The vulnerability, designated as CVE-2017-9445, actually resides in the 'dns_packet_new' function of 'systemd-resolved,' a DNS response handler component that provides network name resolution to local applications.
According to an advisory published Tuesday, a specially crafted malicious DNS response can crash 'systemd-resolved' program remotely when the system tries to lookup for a hostname on an attacker-controlled DNS service.
Eventually, large DNS response overflows the buffer, allowing an attacker to overwrite the memory which leads to remote code execution.
This means the attackers can remotely run any malware on the targeted system or server via their evil DNS service.

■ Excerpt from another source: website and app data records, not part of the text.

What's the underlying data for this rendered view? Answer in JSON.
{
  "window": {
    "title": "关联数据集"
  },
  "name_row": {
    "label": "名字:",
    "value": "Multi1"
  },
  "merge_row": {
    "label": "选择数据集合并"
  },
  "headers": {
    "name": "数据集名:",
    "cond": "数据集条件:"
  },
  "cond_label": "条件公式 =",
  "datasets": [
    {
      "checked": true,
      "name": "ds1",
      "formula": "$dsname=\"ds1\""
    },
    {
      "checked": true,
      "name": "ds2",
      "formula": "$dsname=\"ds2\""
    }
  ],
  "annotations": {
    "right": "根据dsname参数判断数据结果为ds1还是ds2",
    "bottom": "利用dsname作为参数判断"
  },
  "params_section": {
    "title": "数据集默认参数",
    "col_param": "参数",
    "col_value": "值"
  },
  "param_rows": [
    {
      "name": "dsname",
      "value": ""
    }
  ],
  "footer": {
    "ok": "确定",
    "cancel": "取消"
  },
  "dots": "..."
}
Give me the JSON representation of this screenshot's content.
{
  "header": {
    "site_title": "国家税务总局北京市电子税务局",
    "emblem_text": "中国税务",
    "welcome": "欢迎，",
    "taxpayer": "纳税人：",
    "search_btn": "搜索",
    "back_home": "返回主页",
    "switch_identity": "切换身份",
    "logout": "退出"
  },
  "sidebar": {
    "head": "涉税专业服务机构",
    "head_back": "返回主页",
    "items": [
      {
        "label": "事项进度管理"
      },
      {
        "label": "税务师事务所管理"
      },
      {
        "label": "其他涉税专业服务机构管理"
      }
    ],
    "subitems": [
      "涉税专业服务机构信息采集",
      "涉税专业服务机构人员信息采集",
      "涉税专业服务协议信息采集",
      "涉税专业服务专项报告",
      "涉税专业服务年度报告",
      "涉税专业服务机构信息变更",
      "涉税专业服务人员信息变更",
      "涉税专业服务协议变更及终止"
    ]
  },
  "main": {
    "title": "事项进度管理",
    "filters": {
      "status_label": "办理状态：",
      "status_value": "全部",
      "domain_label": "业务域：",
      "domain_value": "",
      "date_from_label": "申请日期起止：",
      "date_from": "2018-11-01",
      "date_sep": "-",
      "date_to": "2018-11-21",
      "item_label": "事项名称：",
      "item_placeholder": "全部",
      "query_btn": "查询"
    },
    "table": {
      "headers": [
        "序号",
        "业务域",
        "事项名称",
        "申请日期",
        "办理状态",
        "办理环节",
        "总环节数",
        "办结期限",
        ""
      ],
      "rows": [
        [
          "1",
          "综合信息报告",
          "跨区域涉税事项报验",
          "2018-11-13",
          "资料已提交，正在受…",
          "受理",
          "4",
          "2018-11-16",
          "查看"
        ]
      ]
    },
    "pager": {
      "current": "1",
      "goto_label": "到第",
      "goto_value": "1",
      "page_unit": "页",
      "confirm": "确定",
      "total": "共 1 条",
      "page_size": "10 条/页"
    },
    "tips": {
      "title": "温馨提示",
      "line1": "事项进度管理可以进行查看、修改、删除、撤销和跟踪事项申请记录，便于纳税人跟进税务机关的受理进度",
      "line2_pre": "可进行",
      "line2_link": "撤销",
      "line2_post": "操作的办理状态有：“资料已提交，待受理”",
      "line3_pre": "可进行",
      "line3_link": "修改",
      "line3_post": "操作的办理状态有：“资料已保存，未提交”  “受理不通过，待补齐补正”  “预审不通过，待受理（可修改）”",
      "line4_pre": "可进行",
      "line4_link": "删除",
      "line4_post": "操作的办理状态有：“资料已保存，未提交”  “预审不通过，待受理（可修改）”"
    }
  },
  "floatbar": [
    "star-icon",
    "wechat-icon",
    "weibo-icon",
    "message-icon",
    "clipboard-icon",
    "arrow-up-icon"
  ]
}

"In systemd through 233, certain sizes passed to dns_packet_new in systemd-resolved can cause it to allocate a buffer that's too small," explains Chris Coulson, Ubuntu developer at Canonical.
"A malicious DNS server can exploit this by responding with a specially crafted TCP payload to trick systemd-resolved into allocating a buffer that's too small, and subsequently write arbitrary data beyond the end of it."
This vulnerability has been present since Systemd version 223 introduced in June 2015 and is present in all the way up to, including Systemd version 233 launched in March this year.
Of course, systemd-resolved must be running on your system for it to be vulnerable.
The bug is present in Ubuntu versions 17.04 and version 16.10; Debian versions Stretch (aka Debian 9), Buster (aka 10) and Sid (aka Unstable); and various other Linux distributions that use Systemd.
Security patches have been rolled out to address the issue, so users and system administrators are strongly recommended to install them and update their Linux distros as soon as possible.